» Task item:
Every line in the listing that holds "manual" counts once; state the total and nothing more.

» Available records:
+++++

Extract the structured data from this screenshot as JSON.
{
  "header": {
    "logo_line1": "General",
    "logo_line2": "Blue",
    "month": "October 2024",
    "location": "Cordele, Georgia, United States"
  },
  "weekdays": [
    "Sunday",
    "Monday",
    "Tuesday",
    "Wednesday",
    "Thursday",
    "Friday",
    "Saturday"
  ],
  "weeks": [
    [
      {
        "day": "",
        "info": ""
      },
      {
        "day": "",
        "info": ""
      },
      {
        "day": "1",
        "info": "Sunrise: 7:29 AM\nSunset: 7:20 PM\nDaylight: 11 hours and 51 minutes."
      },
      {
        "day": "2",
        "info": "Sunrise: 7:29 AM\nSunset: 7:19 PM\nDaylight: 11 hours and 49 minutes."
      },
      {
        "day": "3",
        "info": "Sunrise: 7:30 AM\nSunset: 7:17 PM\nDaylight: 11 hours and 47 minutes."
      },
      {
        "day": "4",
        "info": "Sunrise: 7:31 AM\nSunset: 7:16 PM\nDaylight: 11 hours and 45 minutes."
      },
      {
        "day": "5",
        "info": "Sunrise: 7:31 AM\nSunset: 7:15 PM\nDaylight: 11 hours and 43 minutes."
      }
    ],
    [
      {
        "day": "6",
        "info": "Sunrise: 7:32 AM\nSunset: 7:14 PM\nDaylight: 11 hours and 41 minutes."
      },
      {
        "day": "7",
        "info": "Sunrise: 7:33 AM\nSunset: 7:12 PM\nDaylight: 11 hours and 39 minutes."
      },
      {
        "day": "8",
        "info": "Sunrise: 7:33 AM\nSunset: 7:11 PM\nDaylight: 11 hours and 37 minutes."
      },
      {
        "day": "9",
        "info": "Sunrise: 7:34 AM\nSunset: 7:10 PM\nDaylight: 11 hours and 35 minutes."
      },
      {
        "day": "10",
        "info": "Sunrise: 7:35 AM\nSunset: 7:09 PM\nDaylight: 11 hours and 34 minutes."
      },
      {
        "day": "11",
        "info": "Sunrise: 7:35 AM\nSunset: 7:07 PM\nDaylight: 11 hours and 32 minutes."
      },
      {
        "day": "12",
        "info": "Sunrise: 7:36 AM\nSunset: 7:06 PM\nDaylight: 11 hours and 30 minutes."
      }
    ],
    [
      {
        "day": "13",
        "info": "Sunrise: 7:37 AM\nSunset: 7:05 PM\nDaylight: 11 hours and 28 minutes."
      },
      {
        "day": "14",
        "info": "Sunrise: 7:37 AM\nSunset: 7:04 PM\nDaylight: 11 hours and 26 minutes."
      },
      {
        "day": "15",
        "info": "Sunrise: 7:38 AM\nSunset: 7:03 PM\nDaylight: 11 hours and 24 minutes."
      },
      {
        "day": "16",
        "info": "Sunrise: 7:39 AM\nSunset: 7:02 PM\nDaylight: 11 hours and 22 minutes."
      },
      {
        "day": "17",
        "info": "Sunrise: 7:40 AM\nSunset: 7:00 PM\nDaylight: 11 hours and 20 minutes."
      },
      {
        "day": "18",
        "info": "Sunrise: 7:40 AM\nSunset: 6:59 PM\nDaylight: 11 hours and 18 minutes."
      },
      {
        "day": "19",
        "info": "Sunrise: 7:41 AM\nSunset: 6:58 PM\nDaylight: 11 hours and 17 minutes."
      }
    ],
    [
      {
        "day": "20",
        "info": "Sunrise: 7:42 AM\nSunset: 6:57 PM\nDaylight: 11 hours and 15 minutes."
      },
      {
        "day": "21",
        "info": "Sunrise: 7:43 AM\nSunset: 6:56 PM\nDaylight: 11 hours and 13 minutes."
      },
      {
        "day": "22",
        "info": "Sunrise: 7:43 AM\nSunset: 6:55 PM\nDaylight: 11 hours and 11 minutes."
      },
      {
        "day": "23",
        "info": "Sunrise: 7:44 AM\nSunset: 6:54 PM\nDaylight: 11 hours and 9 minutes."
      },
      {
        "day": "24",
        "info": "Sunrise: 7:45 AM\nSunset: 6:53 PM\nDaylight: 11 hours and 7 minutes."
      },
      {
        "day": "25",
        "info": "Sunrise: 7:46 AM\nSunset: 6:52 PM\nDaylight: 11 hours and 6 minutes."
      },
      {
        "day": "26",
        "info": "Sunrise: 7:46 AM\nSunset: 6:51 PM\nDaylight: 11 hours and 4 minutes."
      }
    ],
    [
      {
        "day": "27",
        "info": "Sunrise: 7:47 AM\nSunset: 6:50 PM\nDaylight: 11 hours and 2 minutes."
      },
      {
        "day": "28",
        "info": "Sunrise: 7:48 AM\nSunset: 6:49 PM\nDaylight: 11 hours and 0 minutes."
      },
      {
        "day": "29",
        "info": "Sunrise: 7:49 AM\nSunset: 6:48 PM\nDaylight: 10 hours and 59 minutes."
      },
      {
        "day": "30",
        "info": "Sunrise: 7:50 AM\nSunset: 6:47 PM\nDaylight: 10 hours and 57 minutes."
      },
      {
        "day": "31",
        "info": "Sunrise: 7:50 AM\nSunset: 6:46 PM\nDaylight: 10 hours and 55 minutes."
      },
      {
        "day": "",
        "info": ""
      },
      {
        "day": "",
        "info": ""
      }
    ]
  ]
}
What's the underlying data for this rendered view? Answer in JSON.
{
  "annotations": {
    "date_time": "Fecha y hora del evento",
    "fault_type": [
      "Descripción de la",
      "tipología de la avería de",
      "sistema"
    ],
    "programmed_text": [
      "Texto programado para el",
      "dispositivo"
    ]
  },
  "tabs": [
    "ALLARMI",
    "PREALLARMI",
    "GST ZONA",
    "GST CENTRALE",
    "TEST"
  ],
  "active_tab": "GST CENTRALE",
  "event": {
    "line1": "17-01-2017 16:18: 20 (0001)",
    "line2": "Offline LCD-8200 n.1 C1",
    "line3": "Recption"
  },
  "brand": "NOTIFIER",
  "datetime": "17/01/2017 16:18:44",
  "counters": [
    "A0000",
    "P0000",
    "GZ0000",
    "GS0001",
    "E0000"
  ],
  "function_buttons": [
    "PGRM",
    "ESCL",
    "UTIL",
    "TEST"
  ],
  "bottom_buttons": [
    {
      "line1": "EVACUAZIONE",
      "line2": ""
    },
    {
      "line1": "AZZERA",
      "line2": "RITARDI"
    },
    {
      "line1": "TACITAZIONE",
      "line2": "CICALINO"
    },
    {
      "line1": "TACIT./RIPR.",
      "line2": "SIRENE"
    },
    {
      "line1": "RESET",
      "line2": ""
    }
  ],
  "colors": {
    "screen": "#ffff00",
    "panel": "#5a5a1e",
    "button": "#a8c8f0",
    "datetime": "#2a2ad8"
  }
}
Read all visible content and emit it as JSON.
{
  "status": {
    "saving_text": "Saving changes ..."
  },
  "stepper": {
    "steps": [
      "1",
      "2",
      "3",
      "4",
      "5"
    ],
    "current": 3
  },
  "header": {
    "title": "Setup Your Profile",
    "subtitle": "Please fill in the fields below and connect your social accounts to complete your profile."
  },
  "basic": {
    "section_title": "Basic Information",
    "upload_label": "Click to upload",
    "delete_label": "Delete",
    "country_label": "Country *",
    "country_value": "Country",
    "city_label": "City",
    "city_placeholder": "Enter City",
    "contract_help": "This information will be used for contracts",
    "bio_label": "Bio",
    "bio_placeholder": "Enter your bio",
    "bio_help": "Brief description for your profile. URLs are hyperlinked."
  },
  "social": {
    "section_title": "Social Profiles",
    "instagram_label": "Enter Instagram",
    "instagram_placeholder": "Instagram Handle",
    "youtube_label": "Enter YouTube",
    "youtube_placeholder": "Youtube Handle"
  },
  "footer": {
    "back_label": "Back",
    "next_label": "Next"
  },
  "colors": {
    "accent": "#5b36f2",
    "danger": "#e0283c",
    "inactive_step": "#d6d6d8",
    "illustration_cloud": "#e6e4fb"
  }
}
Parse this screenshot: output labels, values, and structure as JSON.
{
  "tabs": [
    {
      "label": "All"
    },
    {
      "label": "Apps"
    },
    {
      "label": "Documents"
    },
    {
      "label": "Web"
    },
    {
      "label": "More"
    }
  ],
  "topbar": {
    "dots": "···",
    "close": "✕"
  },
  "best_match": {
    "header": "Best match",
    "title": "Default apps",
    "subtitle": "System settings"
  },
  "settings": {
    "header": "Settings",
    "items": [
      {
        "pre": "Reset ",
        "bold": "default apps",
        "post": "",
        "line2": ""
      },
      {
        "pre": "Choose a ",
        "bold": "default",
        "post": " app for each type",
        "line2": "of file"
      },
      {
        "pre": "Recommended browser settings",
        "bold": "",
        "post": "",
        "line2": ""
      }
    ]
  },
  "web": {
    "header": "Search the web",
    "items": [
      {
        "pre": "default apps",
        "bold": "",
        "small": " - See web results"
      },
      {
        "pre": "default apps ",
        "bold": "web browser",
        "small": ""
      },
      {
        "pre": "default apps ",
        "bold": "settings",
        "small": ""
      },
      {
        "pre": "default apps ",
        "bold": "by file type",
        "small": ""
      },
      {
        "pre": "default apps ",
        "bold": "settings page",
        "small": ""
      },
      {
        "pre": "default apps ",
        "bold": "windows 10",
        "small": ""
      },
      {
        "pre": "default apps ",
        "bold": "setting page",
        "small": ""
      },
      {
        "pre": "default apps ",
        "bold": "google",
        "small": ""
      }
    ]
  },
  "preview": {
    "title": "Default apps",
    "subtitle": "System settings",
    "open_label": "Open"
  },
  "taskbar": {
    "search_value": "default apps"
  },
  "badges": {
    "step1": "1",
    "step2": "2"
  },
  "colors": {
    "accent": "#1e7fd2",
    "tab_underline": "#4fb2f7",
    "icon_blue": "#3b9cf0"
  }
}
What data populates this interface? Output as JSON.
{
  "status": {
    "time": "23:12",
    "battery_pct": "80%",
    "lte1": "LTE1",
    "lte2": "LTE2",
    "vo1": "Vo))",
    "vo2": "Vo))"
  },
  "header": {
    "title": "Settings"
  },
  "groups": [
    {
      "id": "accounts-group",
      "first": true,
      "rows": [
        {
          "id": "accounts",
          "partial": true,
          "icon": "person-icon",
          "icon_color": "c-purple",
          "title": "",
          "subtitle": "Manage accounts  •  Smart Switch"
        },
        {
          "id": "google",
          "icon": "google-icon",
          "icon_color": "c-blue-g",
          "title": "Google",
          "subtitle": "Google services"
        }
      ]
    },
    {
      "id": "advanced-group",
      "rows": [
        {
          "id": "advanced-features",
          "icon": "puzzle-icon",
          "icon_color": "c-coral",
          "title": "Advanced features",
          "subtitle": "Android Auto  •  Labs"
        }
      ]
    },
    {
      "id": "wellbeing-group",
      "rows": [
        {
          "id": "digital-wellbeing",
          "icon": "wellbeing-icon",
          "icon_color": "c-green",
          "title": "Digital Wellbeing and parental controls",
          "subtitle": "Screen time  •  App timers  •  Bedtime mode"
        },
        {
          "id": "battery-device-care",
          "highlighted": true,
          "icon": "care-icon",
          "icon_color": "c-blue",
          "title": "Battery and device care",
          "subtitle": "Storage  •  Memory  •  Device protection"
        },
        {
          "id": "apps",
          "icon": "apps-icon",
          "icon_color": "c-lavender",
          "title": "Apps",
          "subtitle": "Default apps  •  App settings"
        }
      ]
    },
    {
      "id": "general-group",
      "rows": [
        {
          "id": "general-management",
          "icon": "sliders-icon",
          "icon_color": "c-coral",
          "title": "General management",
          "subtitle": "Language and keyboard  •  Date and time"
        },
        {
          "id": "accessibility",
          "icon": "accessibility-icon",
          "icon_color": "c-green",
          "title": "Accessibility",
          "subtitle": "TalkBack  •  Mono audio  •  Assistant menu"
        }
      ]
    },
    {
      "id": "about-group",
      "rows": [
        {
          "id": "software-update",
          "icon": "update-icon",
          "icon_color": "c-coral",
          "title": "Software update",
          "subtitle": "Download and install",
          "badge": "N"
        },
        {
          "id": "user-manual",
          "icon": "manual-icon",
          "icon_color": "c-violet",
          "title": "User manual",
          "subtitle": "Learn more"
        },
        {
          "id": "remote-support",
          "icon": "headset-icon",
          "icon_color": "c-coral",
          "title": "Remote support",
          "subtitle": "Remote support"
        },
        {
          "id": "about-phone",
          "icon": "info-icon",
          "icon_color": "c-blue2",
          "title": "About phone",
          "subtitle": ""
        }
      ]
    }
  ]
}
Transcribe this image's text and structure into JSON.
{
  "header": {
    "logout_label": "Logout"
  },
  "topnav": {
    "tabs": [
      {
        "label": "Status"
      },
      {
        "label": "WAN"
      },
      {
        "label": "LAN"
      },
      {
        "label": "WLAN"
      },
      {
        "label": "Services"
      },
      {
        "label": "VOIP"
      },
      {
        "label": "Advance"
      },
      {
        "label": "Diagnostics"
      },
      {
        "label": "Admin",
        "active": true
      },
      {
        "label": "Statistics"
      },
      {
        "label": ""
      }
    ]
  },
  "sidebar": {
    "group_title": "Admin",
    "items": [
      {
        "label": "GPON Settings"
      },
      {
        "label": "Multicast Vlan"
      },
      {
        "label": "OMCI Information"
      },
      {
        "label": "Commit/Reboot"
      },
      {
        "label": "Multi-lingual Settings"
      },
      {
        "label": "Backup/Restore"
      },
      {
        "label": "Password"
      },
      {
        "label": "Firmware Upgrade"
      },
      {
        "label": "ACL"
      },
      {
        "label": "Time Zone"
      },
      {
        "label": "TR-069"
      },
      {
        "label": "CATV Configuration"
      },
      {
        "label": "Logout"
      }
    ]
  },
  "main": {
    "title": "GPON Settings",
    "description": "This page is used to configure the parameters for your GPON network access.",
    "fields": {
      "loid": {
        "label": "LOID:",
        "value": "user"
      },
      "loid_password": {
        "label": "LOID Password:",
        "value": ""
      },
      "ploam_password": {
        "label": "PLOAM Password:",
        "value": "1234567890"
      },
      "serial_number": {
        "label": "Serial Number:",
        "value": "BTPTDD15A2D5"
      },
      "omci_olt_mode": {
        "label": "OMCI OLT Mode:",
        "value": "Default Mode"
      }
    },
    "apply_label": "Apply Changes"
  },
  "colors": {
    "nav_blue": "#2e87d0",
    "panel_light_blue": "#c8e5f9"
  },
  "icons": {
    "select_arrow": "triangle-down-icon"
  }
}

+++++

» Output for this task:
3